For deterrence to be effective, it is imperative to utilize a framework of defense, attribution, and retaliation. Without an effective defense, the number of successful attacks would be far too great to source and pursue. Attribution techniques, though not an absolute necessity in every circumstance, will need to identify the source of attacks often enough to convince aspiring attackers that the odds are against them escaping unscathed. Retaliation is crucial for demonstrating that breaking the law or attacking a nation will not go unpunished.
Given the vast amount of cyber attacks the U.S. endures on a daily basis, a policy of cyber deterrence should be aggressively pursued. The defensive mechanisms of redundancy and data protection as well as the necessary investment in education and training may be expensive, but these costs will yield large dividends as the cyber realm becomes increasingly important. The U.S. has always been a country of innovators and entrepreneurs and there is no reason for the U.S. to not be the dominant cyber power in the world for decades to come, with cyber deterrence policy as a foundation of that power.
 A denial of service attack is a cyber attack whereby servers are bombarded with more requests for information than they can handle, thus rending the server essentially unusable.
[i] Franklin D. Kramer, “Policy Recommendations for a Strategic Framework,” in Cyberpower and National Security, ed. Franklin D. Kramer et al. (Dulles: National Defense University Press and Potomac Books, Inc., 2009), 15.

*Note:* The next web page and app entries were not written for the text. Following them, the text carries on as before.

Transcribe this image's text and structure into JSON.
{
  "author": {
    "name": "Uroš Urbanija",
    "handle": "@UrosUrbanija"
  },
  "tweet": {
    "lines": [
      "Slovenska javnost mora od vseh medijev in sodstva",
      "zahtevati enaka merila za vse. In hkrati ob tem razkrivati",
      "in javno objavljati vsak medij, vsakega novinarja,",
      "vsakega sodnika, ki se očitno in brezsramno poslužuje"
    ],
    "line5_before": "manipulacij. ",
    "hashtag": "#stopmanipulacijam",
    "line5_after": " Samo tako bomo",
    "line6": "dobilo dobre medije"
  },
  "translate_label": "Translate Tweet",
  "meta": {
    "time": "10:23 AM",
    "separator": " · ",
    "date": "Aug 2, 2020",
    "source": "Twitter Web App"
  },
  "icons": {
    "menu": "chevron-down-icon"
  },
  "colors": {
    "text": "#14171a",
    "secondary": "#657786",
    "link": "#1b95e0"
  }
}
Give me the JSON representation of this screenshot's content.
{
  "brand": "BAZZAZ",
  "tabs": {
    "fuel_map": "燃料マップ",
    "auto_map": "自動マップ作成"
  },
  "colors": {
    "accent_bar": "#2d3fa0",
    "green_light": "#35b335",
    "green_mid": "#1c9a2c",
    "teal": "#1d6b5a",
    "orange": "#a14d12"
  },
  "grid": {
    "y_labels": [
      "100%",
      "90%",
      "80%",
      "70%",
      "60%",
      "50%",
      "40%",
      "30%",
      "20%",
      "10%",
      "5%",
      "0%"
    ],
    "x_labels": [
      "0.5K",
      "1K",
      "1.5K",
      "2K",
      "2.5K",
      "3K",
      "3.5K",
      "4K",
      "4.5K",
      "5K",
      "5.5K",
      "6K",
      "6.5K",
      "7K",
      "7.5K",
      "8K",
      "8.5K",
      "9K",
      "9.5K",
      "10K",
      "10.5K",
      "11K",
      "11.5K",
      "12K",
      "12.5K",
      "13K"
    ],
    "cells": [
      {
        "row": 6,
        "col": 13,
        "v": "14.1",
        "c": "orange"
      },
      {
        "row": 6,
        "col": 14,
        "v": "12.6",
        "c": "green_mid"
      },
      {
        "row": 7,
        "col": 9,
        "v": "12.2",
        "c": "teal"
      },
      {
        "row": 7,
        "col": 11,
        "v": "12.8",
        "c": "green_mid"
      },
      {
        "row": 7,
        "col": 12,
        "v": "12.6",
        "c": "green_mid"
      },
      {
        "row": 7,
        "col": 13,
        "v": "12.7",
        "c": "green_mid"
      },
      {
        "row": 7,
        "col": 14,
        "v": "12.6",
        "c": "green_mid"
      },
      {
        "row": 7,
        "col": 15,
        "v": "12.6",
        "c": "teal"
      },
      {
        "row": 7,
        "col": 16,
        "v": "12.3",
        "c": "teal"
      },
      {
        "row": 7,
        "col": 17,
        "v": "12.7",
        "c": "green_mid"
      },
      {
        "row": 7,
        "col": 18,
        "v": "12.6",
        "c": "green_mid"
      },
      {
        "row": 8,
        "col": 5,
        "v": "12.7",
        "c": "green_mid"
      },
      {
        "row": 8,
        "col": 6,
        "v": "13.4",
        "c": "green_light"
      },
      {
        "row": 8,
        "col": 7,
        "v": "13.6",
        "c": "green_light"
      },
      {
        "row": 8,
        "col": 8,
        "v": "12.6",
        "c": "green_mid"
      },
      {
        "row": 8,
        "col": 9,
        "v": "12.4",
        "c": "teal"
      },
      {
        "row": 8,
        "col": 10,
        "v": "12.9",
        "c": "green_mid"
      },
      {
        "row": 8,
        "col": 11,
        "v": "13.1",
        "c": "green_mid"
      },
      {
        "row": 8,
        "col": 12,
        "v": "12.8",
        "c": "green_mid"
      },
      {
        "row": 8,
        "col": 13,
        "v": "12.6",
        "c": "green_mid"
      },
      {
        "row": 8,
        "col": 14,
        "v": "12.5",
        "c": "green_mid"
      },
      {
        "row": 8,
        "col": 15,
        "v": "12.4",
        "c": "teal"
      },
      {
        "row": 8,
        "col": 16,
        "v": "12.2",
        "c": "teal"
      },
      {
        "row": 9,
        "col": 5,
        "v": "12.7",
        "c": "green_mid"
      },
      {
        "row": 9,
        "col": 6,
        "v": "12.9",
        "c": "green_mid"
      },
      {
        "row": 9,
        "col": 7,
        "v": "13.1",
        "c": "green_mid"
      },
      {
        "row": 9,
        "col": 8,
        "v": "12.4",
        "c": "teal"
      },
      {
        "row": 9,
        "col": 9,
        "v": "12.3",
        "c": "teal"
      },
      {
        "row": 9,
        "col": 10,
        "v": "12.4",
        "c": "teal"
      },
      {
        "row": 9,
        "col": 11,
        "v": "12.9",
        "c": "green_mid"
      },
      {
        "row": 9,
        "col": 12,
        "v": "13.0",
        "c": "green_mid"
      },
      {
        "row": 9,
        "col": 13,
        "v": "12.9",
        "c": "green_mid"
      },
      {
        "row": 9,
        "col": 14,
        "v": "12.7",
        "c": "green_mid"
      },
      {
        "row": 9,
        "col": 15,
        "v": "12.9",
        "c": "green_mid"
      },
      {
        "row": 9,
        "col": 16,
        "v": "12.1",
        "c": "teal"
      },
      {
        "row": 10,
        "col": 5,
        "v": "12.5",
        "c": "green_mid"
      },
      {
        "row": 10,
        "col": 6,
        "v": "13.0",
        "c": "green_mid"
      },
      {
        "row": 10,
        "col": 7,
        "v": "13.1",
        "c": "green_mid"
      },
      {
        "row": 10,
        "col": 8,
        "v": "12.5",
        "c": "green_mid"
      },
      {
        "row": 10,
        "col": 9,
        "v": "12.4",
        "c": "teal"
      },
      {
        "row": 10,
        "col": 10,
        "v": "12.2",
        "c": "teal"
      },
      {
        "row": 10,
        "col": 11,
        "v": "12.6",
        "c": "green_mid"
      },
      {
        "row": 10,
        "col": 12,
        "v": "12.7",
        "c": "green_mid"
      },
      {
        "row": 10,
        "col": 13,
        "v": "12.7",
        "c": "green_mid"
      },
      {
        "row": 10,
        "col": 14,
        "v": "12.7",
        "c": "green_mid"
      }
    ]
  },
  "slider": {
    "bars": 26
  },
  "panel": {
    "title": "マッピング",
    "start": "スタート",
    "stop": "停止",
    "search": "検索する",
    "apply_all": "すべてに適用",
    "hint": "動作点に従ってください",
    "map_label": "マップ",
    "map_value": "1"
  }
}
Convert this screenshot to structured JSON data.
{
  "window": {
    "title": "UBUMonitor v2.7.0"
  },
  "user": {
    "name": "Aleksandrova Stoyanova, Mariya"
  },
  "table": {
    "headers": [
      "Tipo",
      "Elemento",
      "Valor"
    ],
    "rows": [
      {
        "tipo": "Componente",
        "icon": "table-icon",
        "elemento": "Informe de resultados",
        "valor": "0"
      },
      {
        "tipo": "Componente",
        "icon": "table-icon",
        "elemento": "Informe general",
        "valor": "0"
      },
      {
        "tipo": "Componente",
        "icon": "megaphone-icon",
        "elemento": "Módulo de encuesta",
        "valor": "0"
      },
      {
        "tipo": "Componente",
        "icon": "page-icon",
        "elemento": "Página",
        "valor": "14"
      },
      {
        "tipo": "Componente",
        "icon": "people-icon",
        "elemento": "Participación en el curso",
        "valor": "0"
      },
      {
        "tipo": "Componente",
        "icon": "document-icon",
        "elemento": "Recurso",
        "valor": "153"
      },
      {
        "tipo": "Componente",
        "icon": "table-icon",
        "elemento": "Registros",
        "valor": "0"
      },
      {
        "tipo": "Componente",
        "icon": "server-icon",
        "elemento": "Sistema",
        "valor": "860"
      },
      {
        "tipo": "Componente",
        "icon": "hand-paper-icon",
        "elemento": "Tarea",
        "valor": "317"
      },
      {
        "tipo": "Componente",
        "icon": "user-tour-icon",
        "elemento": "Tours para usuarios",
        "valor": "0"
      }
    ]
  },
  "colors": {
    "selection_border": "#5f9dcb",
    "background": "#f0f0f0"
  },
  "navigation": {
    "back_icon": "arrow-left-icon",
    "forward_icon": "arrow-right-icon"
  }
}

[ii] Richard L. Kugler, “Deterrence of Cyber Attacks,” in Cyberpower and National Security, ed. Franklin D. Kramer et al. (Dulles: National Defense University Press and Potomac Books, Inc., 2009), 309.
[iii] Will Goodman, “Cyber Deterrence: Tougher in Theory than in Practice,” Strategic Studies Quarterly 4(3) (2010): 103
[iv] Patrick M. Morgan, “Applicability of Traditional Deterrence Concepts and Theory to the Cyber Realm,” (paper presented at a workshop on deterring cyberattacks, Washington, DC, 2010). 57
[v] Kramer, “Policy Recommendations for a Strategic Framework,” 12
[vi] Morgan, “Applicability of Traditional Deterrence Concepts and Theory to the Cyber Realm,” 58-59
[vii] Kugler, “Deterrence of Cyber Attacks,” 334
[viii] Kramer, “Policy Recommendations for a Strategic Framework,” 15
[ix] Morgan, “Applicability of Traditional Deterrence Concepts and Theory to the Cyber Realm,” 75-76
[x] Joseph S. Nye, The Future of Power (New York: PublicAffairs, 2011), 123; Goodman, “Cyber Deterrence: Tougher in Theory than in Practice,” 128; Morgan, “Applicability of Traditional Deterrence Concepts and Theory to the Cyber Realm,” 59
[xi] Kramer, “Policy Recommendations for a Strategic Framework,” 12
[xii] “Hackers in China Attacked the Times for Last 4 Months.” last modified January 31, 2013, http://www.nytimes.com/2013/01/31/technology/chinese-hackers-infiltrate-new-york-times-computers.html?pagewanted=all.
[xiii] Goodman, “Cyber Deterrence: Tougher in Theory than in Practice,” 105
[xiv] Morgan, “Applicability of Traditional Deterrence Concepts and Theory to the Cyber Realm,” 56
[xv] Morgan, “Applicability of Traditional Deterrence Concepts and Theory to the Cyber Realm,” 70
[xvi] Goodman, “Cyber Deterrence: Tougher in Theory than in Practice,” 109
[xvii] Kugler, “Deterrence of Cyber Attacks,” 328
[xviii] Kugler, “Deterrence of Cyber Attacks,” 320